Our second trip to Yellowstone was a far longer one than the first. The main road in the center of the park is shaped liked a figure eight and then there are five tentacles off the figure eight that are the entrance roads. For our Old Faithful trip we probably only drove about one fourth of the bottom half of the figure eight. This trip we drove the entire upper half of the figure eight. Our first stop was at Gibbon Falls – there are a lot of waterfalls in Yellowstone.
Next it was off to the Norris Geyser Basin. This area is the hottest of Yellowstone’s thermal areas. Our panoramic shot does a pretty good job of showing the thermal landscape ones traverses in this geyser basin.

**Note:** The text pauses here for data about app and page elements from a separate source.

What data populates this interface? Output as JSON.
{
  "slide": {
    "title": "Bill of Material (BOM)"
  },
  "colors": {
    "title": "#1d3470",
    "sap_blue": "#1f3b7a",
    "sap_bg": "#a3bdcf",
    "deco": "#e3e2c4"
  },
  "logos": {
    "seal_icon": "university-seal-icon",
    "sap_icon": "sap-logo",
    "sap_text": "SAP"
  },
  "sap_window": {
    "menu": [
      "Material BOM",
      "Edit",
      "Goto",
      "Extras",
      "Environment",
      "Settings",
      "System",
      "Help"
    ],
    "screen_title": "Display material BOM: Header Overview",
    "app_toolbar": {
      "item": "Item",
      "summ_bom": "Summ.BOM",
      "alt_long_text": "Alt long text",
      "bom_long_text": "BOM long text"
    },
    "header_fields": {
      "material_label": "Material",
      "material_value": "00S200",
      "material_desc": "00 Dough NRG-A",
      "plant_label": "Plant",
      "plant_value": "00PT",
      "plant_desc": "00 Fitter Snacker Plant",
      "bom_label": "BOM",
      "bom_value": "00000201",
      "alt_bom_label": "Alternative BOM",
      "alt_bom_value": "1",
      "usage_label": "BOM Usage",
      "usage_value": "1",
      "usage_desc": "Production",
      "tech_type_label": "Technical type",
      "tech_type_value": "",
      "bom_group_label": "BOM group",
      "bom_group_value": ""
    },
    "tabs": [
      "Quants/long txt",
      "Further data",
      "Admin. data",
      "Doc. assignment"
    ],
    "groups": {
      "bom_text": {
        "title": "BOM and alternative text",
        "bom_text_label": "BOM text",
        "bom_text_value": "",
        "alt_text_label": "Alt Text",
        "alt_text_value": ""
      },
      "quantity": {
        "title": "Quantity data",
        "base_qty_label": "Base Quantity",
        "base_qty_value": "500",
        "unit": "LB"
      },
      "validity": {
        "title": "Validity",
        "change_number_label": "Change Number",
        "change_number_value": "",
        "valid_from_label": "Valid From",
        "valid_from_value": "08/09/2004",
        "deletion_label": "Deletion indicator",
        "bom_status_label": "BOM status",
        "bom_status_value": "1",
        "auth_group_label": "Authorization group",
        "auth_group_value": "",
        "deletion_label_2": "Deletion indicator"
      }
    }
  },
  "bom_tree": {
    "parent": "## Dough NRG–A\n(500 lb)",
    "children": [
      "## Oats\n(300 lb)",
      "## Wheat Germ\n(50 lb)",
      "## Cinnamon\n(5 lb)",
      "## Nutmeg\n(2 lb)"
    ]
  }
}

One of the hot springs there was called pearl geyser. It has a very different milky blue color to it. We might have called it opal geyser or blue topaz geyser, but then no one asked us for a name. We wondered who had named them all.
From Norris we drove north to the Mammoth Hot Springs area. We had seen other areas where the mineral-laden waters of hot springs had flowed down hills to create terraces of rock, but nowhere in Yellowstone are these terraces larger than at Mammoth. We drove north out of Mammoth to see the Roosevelt Arch. This arch marked what for a long time was the main entrance to the park, now the north entrance. President Theodore Roosevelt visited the Park in 1903 and asked to lay the cornerstone to the arch and it has been known as the Roosevelt Arch ever since. The top of the arch is inscribed with a quote from the Organic Act of 1872, the legislation which created Yellowstone, which reads "For the Benefit and Enjoyment of the People."
We then took off for the Grand Canyon of the Yellowstone and its two beautiful waterfalls. The rock walls of the canyon are so colorful. It was just not possible for us to capture all the glory of this spectacular canyon.
On our last blog someone commented about how buffalo and bear can cause traffic jams in Yellowstone. Here is some proof as this buffalo was just sauntering down the road tying up traffic on both sides. To say that he passed close to our window as he strode by would be a bit of an understatement. Hey fella.
And just for the added challenge of a really long day, we stopped at Artist Paintpots and caught this shot from high on the trail that shows all the pots that look like they belong on an artist’s palette. And we also saw our first mud geyser just a plop, plop, plopping along.